Although technically unemployed over the summer, teachers are forbidden from collecting unemployment. Many teachers spend their good quality summer taking classes, learning how to be better educators. This is also one way that they move higher on the salary schedule. I think to be fair, we should pay our teachers like we pay our daycare providers. Let's go cheap. How about $100 per week per child. If a teacher teaches only one class of 25 students, five days a week, that's $2500 each week. Maybe we could all get a nice child care tax credit on our tax returns! I think it is very important that the public knows how much their educators are earning. We can all remember a bad teacher we may have had. I can personally say that the vast majority of those that taught me were absolutely excellent. Thank you Mrs. Coons, Mr. Stolt, Mrs. E. Cunningham, Mrs. M. Cunningham, Mrs. Bennington, Mrs. Greskoviak, Mr. DiMascio. . . . . (the list goes on) I really can remember only one teacher that taught me nothing. He lasted one year and left our school.

Thank you for your time and consideration.

Jeff Geringer
p.s. Mrs. Bennington - please don't be too harsh on me for my grammar usage. ;-)

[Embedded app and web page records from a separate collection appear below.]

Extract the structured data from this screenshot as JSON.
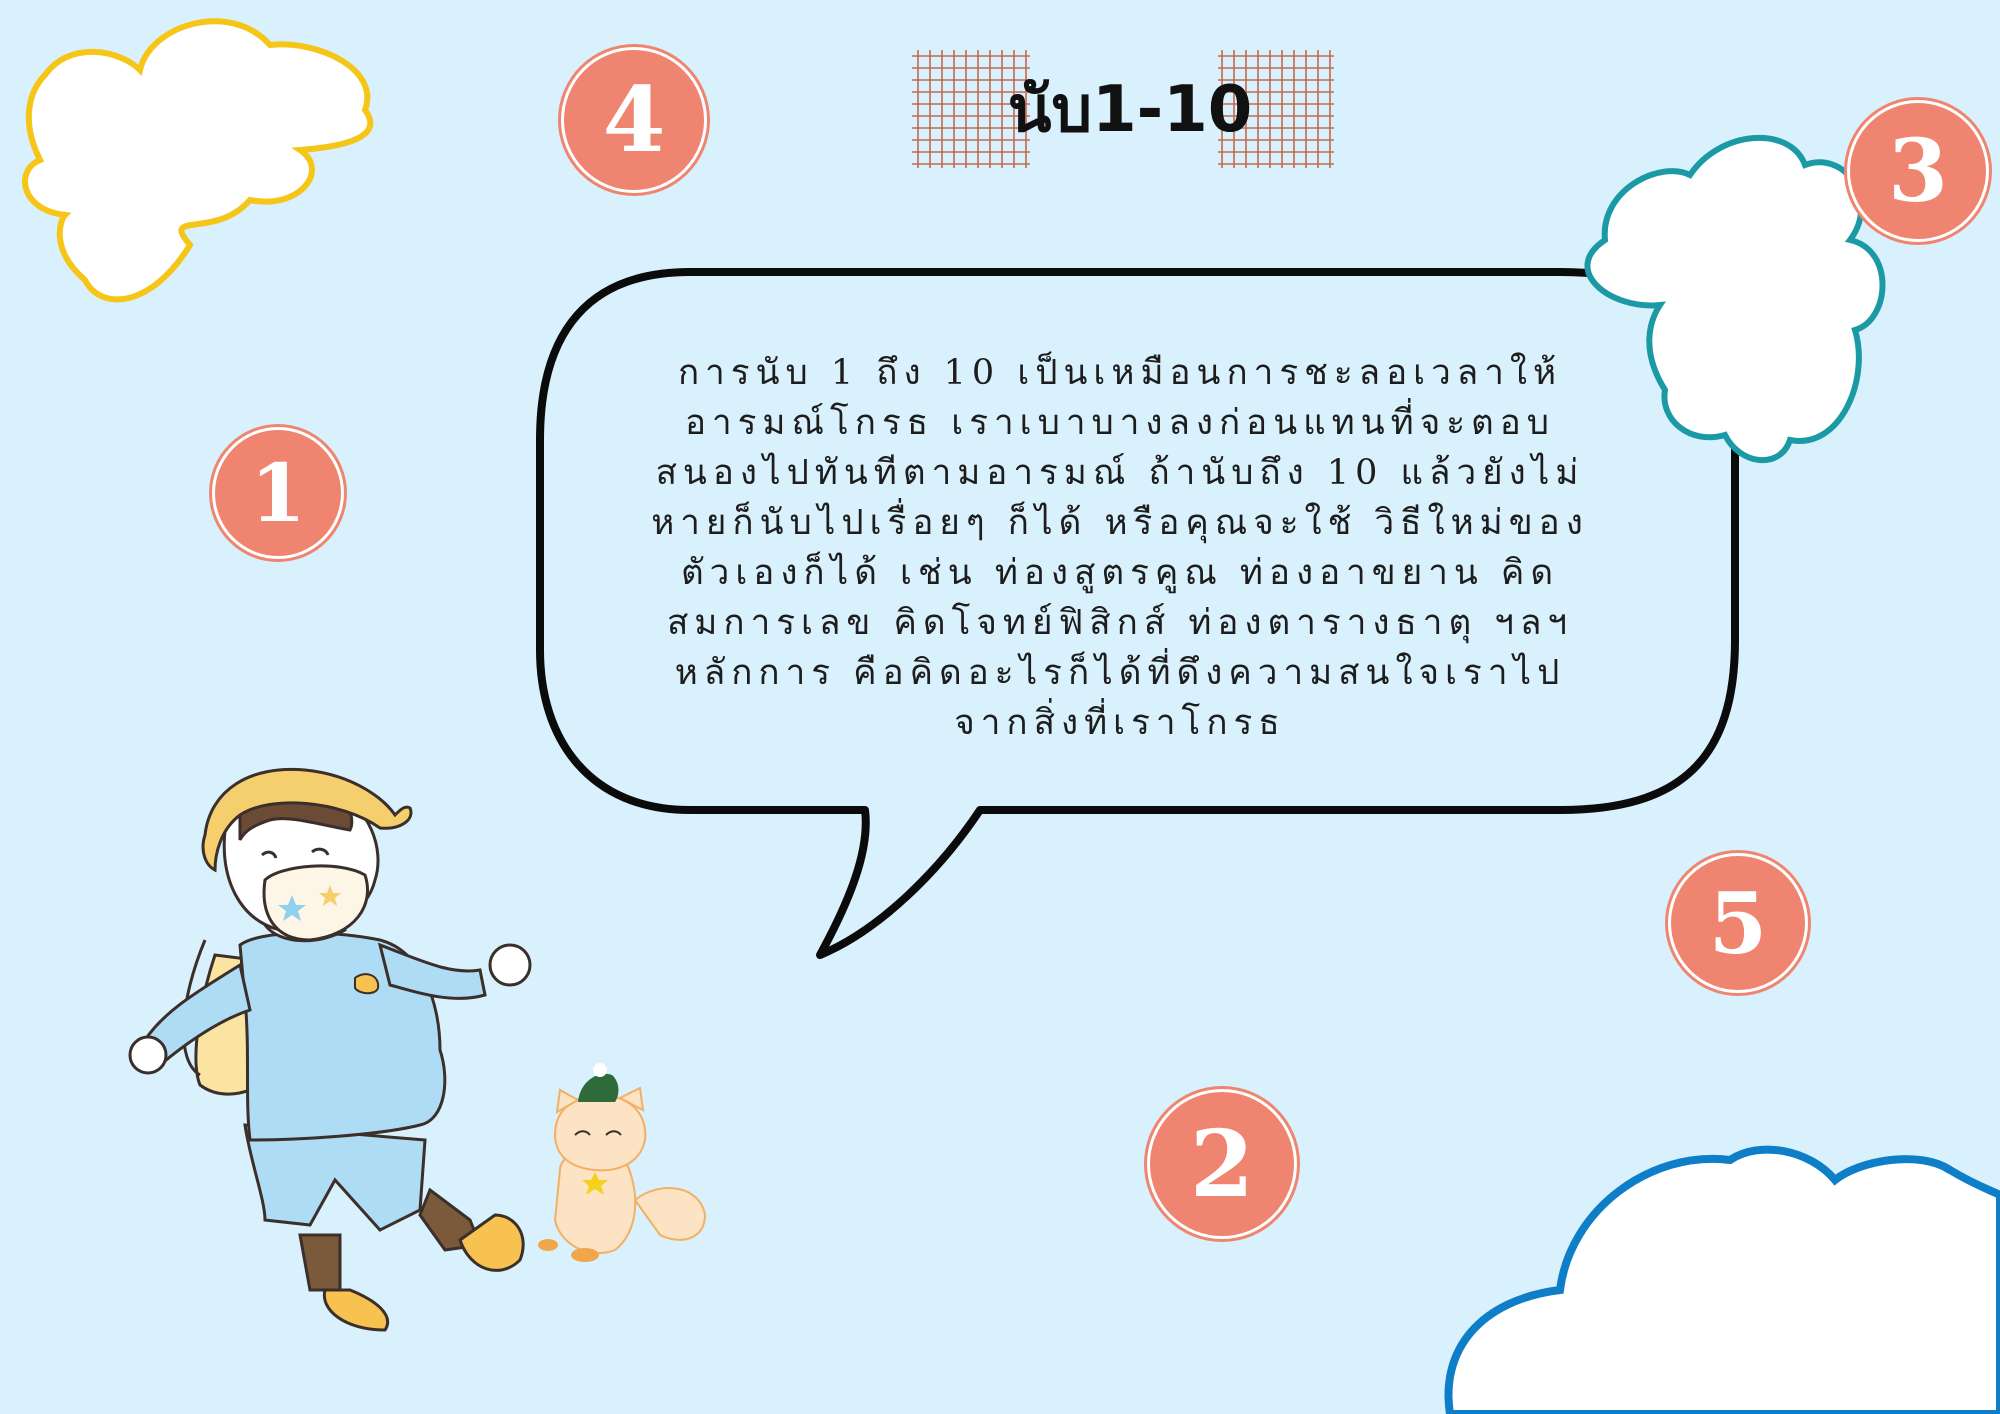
{
  "title": "นับ1-10",
  "message_lines": [
    "การนับ 1 ถึง 10 เป็นเหมือนการชะลอเวลาให้",
    "อารมณ์โกรธ เราเบาบางลงก่อนแทนที่จะตอบ",
    "สนองไปทันทีตามอารมณ์ ถ้านับถึง 10 แล้วยังไม่",
    "หายก็นับไปเรื่อยๆ ก็ได้ หรือคุณจะใช้ วิธีใหม่ของ",
    "ตัวเองก็ได้ เช่น ท่องสูตรคูณ ท่องอาขยาน คิด",
    "สมการเลข คิดโจทย์ฟิสิกส์ ท่องตารางธาตุ ฯลฯ",
    "หลักการ คือคิดอะไรก็ได้ที่ดึงความสนใจเราไป",
    "จากสิ่งที่เราโกรธ"
  ],
  "badges": [
    "1",
    "2",
    "3",
    "4",
    "5"
  ],
  "colors": {
    "background": "#d9f1fc",
    "badge": "#ef8570",
    "cloud_yellow": "#f5c518",
    "cloud_teal": "#1b9aa6",
    "cloud_blue": "#0f7ec8"
  }
}
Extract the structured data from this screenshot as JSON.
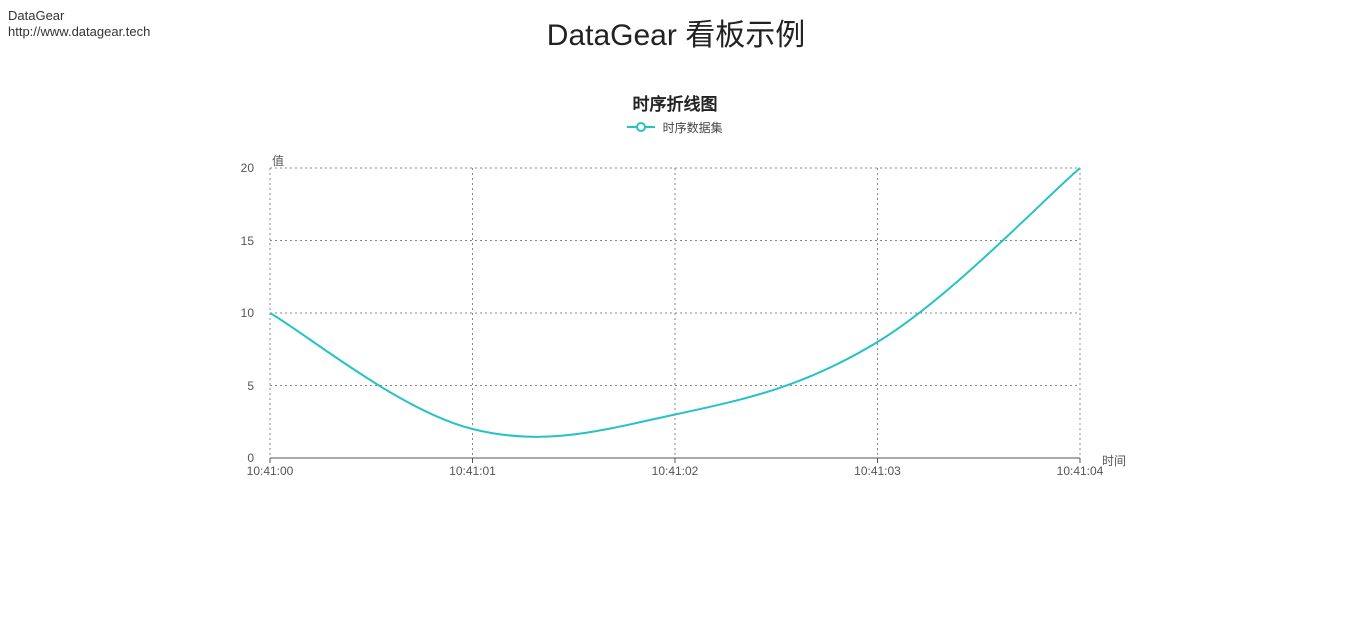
{
  "header": {
    "brand": "DataGear",
    "url": "http://www.datagear.tech",
    "page_title": "DataGear 看板示例"
  },
  "chart_data": {
    "type": "line",
    "title": "时序折线图",
    "legend": "时序数据集",
    "xlabel": "时间",
    "ylabel": "值",
    "ylim": [
      0,
      20
    ],
    "y_ticks": [
      0,
      5,
      10,
      15,
      20
    ],
    "x_ticks": [
      "10:41:00",
      "10:41:01",
      "10:41:02",
      "10:41:03",
      "10:41:04"
    ],
    "categories": [
      "10:41:00",
      "10:41:01",
      "10:41:02",
      "10:41:03",
      "10:41:04"
    ],
    "values": [
      10,
      2,
      3,
      8,
      20
    ],
    "series_color": "#26c2c5"
  }
}
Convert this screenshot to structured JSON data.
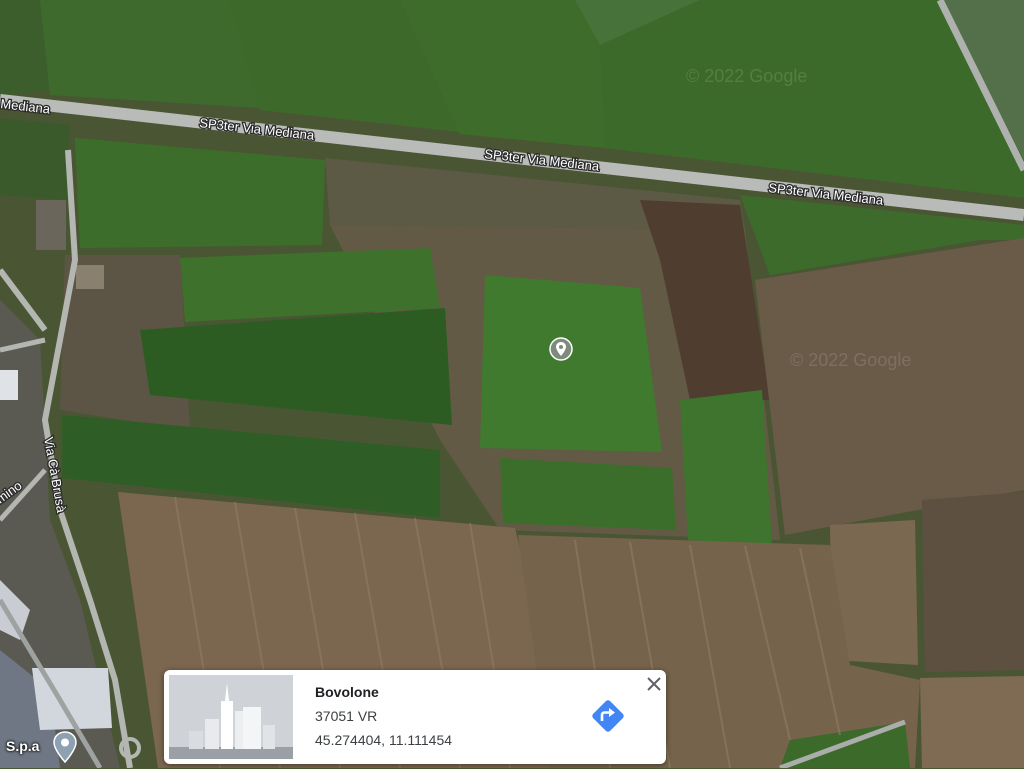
{
  "map": {
    "type": "satellite",
    "roads": {
      "main_label": "SP3ter Via Mediana",
      "main_label_left": "Mediana",
      "side_label": "Via Cà Brusà",
      "side_label_2": "mino"
    },
    "watermark": "© 2022 Google",
    "colors": {
      "field_green": "#3e6b2c",
      "field_dark_green": "#2f5a22",
      "field_brown": "#7a664c",
      "road": "#b8bab6"
    }
  },
  "selected_pin": {
    "icon": "location-pin-icon"
  },
  "poi": {
    "label": "S.p.a",
    "icon": "poi-pin-icon"
  },
  "info_card": {
    "title": "Bovolone",
    "line1": "37051 VR",
    "coords": "45.274404, 11.111454",
    "directions_icon": "directions-icon",
    "close_icon": "close-icon",
    "accent": "#4285f4"
  }
}
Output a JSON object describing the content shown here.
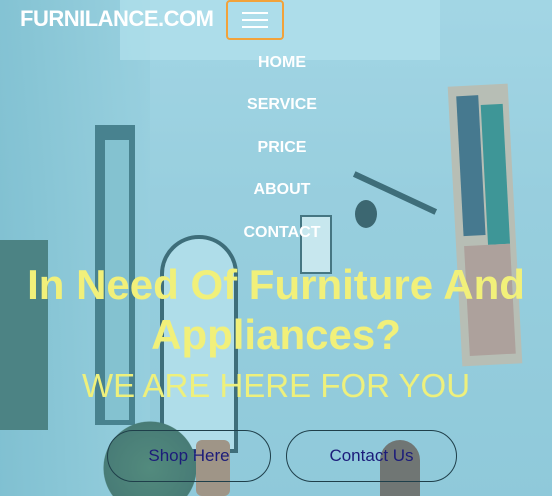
{
  "brand": {
    "name": "FURNILANCE.COM"
  },
  "nav": {
    "items": [
      {
        "label": "HOME"
      },
      {
        "label": "SERVICE"
      },
      {
        "label": "PRICE"
      },
      {
        "label": "ABOUT"
      },
      {
        "label": "CONTACT"
      }
    ]
  },
  "hero": {
    "title_line1": "In Need Of Furniture And",
    "title_line2": "Appliances?",
    "subtitle": "WE ARE HERE FOR YOU",
    "shop_button": "Shop Here",
    "contact_button": "Contact Us"
  },
  "colors": {
    "accent": "#f2a23a",
    "headline": "#f1f07a",
    "button_text": "#1c1c7a"
  }
}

Salary comparisons among schools

Dear Readers;
I have received internet links from several people that list salaries for teachers and administrators for each school. I am listing below the salaries for area schools to show how they compare with Fieldcrest. For those who want more information, click here.

Average Teacher Salary

Chenoa - $37,423
Leroy - $38,215
Roanoke-Benson - $39,681
Woodland - $39,867
Gridley - $39,881
Midland - $39,959
El Paso - $41,558
Flanagan - $42,207
Heyworth - $42,569
Fieldcrest - $43,087
Eureka - $44,280
Ridgeview - $44,702
Lexington - $45,512
Metamora - $46,650

Average = $41,827.93

Average Administrator Salary

Woodland - $62,766
Heyworth - $68,470
Eureka - $69,754
Gridley - $70,332
Lexington - $71,005
Midland - $71,134
Fieldcrest - $76,957
El Paso - $77,950
Ridgeview - $80,511
Metamora - $79,600
Leroy - $81,229
Roanoke-Benson - $84,352
Chenoa - $94,624
Flanagan - $96,710

Average = $77,530.29